Hillary Clinton greeted hundreds of supporters at Barnes & Noble in Union Square in Manhattan on Tuesday afternoon for a signing for her new book on her loss to President Donald Trump in the 2016 presidential election.
Clinton, 69, U.S. Secretary of State from 2009 to 2013 and U.S. senator from New York from 2001 to 2009, lost the 2016 presidential election to now-President Donald Trump. Although Trump won the electoral vote, Clinton won the popular vote.
In her new book, “What Happened,” released today, Clinton takes responsibility for her loss, noting that using the private email server as Secretary of State hurt her and that even though she had clear plans and proposals, she was not able to present it in a manner that communicated that she understood voters’ frustrations.
But she also said that former Federal Bureau of Investigation Director James Comey reigniting an investigation into her use of the server and sexism and misogyny played a role. And she added that supporters of her Democratic opponent, Vermont Sen. Bernie Sanders, continued to attack her even after she became the Democratic presidential nominee.
Clinton arrived about an hour behind schedule — the book signing was supposed to kick off at 11 am. While reporters and fans waited, supporters could be heard chanting, “Hillary!” multiple times. When she arrived, her supporters yelled and cheered their support for her.
As she signed people’s books, Clinton could be heard saying, “Hello,” “Hi” and “How are you doing?” At one point, she said, “Oh my gosh!” and “That’s great!”
Clinton did not address the crowd with a speech.
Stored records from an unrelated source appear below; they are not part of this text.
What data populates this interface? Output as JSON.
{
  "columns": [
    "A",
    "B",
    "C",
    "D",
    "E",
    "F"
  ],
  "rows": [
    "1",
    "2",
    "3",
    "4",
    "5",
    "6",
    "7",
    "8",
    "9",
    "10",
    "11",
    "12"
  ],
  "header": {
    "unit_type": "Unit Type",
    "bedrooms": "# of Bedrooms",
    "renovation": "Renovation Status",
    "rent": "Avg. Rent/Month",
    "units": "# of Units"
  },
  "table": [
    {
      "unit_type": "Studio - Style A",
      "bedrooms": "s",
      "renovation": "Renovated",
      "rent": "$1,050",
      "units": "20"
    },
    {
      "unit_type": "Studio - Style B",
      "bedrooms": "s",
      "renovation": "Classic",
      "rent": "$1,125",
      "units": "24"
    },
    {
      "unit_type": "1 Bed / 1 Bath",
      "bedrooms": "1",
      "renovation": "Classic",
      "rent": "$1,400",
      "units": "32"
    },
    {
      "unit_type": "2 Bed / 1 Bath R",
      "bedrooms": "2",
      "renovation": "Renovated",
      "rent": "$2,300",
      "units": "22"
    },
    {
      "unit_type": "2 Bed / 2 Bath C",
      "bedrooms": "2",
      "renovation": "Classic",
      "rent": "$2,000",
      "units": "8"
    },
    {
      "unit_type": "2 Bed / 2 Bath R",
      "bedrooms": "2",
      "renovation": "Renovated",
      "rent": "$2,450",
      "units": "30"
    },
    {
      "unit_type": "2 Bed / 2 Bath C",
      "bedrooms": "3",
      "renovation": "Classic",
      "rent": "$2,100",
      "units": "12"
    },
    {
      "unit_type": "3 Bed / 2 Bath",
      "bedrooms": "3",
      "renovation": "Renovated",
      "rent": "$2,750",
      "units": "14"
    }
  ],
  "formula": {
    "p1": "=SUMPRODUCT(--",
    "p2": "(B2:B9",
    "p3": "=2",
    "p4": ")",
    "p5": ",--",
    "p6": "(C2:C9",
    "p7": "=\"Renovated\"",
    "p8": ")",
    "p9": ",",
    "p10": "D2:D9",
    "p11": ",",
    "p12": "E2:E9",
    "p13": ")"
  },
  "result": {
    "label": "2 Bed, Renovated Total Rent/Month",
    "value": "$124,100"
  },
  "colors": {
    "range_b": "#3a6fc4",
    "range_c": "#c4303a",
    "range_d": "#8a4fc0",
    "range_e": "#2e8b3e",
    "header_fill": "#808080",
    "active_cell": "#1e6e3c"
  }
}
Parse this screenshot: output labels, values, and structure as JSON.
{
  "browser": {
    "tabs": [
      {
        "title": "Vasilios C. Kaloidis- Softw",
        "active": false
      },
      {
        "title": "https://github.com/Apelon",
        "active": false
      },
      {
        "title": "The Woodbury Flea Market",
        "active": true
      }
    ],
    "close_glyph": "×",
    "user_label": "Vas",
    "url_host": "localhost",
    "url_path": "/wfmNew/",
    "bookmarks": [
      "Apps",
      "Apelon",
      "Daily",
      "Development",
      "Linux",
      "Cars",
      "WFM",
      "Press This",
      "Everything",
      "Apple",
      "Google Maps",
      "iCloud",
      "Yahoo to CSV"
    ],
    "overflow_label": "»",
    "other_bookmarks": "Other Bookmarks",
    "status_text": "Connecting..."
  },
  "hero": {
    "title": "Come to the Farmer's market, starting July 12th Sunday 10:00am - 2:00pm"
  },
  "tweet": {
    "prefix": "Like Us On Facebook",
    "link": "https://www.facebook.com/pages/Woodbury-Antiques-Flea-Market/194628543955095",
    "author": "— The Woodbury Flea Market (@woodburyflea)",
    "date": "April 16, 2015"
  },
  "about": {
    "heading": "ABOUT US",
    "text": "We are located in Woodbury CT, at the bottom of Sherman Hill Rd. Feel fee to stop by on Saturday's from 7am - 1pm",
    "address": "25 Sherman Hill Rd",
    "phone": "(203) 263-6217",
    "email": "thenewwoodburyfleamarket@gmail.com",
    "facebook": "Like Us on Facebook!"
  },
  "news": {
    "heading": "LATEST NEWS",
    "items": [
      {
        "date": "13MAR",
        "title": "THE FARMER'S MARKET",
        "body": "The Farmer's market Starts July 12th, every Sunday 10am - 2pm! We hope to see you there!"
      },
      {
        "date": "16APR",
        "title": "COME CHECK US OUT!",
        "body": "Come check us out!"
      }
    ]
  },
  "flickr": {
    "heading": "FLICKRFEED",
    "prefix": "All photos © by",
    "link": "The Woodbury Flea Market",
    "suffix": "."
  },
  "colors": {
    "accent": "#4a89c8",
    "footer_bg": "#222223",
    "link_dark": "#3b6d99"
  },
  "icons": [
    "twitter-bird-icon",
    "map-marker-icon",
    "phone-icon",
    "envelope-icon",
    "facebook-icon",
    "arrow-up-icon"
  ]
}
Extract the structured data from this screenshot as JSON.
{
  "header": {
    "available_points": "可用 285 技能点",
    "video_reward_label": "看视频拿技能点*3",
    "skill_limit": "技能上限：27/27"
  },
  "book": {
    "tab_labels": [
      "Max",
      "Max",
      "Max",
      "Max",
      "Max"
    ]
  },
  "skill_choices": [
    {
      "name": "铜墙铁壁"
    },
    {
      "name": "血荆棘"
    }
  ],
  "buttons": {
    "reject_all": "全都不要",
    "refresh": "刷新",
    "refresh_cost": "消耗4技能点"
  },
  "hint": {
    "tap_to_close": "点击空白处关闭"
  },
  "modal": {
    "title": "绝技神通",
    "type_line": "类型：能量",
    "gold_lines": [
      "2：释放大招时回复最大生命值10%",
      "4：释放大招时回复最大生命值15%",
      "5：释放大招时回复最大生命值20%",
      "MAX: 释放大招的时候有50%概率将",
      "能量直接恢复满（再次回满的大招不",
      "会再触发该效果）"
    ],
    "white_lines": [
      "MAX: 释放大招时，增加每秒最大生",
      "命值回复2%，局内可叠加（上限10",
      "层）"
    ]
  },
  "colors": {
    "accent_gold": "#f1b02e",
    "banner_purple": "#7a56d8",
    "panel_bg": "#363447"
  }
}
An event organizer explained that it was a customer event.
More than 600 copies of Clinton’s books were on the book store’s book shelves, as well as on the stage where Clinton was signing books.
Clinton has said that she won’t run for office again, but will remain involved in politics in other ways.
Even as the book signing was underway, a large crowd of individuals were seen waiting on line outside Barnes & Noble. Two Clinton fans who were among the first people on line a day ahead of the book signing were seen outside the building.
West Village resident Ava Paloma, 33, a student at New York University, said that her friends arrived at 9:30 pm and she arrived at 11 pm because they wanted to make sure “we got the chance to meet her.” She said that Clinton won the election because she won the popular vote.
She was able to meet Clinton because her staff saw a photo of them outside and sent them pizza from Joe’s. They were the fifth people on the line.
“We were here late last night and someone tweeted a picture of us sleeping outside and her staff sent us a pizza,” Paloma told reporters. “So when I went up there, I just thanked her for the pizza.”
She said that it is “sad reliving” her loss but that it’s “inspirational” to see Clinton picking herself up and moving forward.
“I think it’s just about moving forward,” she said. “This is a really important thing because we can’t let ourselves sit around and be depressed.”
And contrary to complaints that Clinton is pointing the finger at others for her loss, she believes that Clinton has taken responsibility “for some of the things.”
New Jersey resident Juan Cuba, 29, who was the second person on line — he arrived at Barnes & Noble at 4 pm yesterday — said that he exchanged words with Clinton.
“I told her thank you very much for fighting for everything she was running for, for LGBT rights, for HIV, for immigration, for mental health,” Cuba said. “She said, ‘Thank you so much. We have a long way to go.’ And it was just amazing that she shook my hand. It was like, ‘Oh my god, I shook Hillary Clinton’s hand and I shook Bill Clinton’s hand during that campaign, so seeing her in person was amazing.”